The other Raspberry Pi is being used to convert a hard disk into a NAS (standalone Network-Attached Storage). Basically I bought a USB hub, a hard disk case for the USB case and I put all together inside a small box. The outputs of the box are just the power connector and a network connection: I can connect form my machine to the hard disk of my old laptop in a very convenient way! Now I’m thinking of connecting my very simple USB printer into this Raspberry Pi to convert my USB printer into a network printer (so I didn’t need to plug the USB cable when I want to print).
I haven’t written anything here for 3 weeks and a bit… but not because I didn’t do anything – quite the opposite, I finished or almost finished some projects.
First small project: a simple Web page so Mendeley users can add themselves on a map: find Mendeley users (we haven’t publicized it from Mendeley so there are almost no users, but if you have a Mendeley account it’s easy to add yourself: sign in and move the marker).
I started it “just for fun” at home, then See Wah and I kept working on it during a hackday at Mendeley. See Wah then kept working on it on another hackday for the UI/UX (User Interface and User Experience) (I’m not good designing UI and UX). And on the last hackday and a few more changes after that the map is live!
This is the first time that I’ve released something that uses MongoDB (it fits the data model that I needed really well). And for hosting I use Heroku… I really liked to used Heroku for the first time, and it was really easy to implement.
So: find Mendeley users pinux.info
I hope everyone have a good 2015!

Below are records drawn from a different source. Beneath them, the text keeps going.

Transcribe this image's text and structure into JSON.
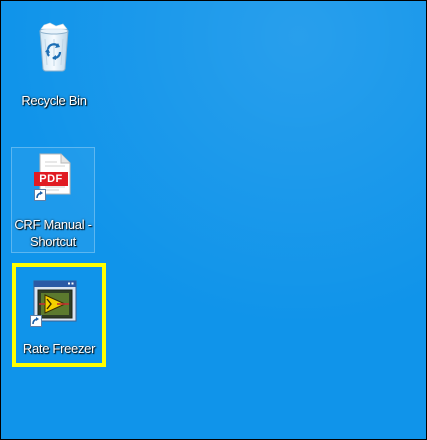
{
  "desktop": {
    "background_color": "#1094ea",
    "icons": [
      {
        "label": "Recycle Bin",
        "icon": "recycle-bin-icon"
      },
      {
        "label_line1": "CRF Manual -",
        "label_line2": "Shortcut",
        "icon": "pdf-file-icon",
        "badge": "PDF",
        "is_shortcut": true
      },
      {
        "label": "Rate Freezer",
        "icon": "rate-freezer-app-icon",
        "is_shortcut": true,
        "highlighted": true,
        "highlight_color": "#ffff00"
      }
    ]
  }
}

And for the IT colleagues, and as I said when I started my holidays: I wish a bug free and feature rich year!
A few weeks ago I changed this blog’s theme. Since 2006 it had had the same theme, which was getting a bit old, it had fixed width, and it wasn’t using the latest WordPress improvements like it didn’t have support for widgets.
I had a few requirements for the new theme: I wanted a 2 or 3 columns (I think that I need a sidebar for some links and information), I wanted to be able to have the header image since it has a long story behind it (it’s a painting of one of the original authors of the blog), I didn’t want to waste too much space with the heading, I wanted the same colour scheme, I wanted to be responsive. I also wanted a clear typography.
I’m surprised about how good WordPress themes work: there are many to choose from, they all work in all versions of WordPress. I found a few that look “almost like I wanted” but they had some problem, usually they had only one column or the header wasn’t as I wanted (I wanted to re-use the heading that I had, and responsive themes like to have the heading and then the text underneath instead of on it).
Anyway, I finally decided to use Atahualpa. It’s very customizable. I made the heading smaller and instead of the way that used to be I moved the text next to the image… it was the only way that I could make it all fit. It seems that Atahualpa even if it’s a modern theme I changed a bit to a retro looking, in the good way of retro. After a few weeks I can say that I like it, even though it was hard to decide the theme.
For historical purposes find a screenshot of the old theme: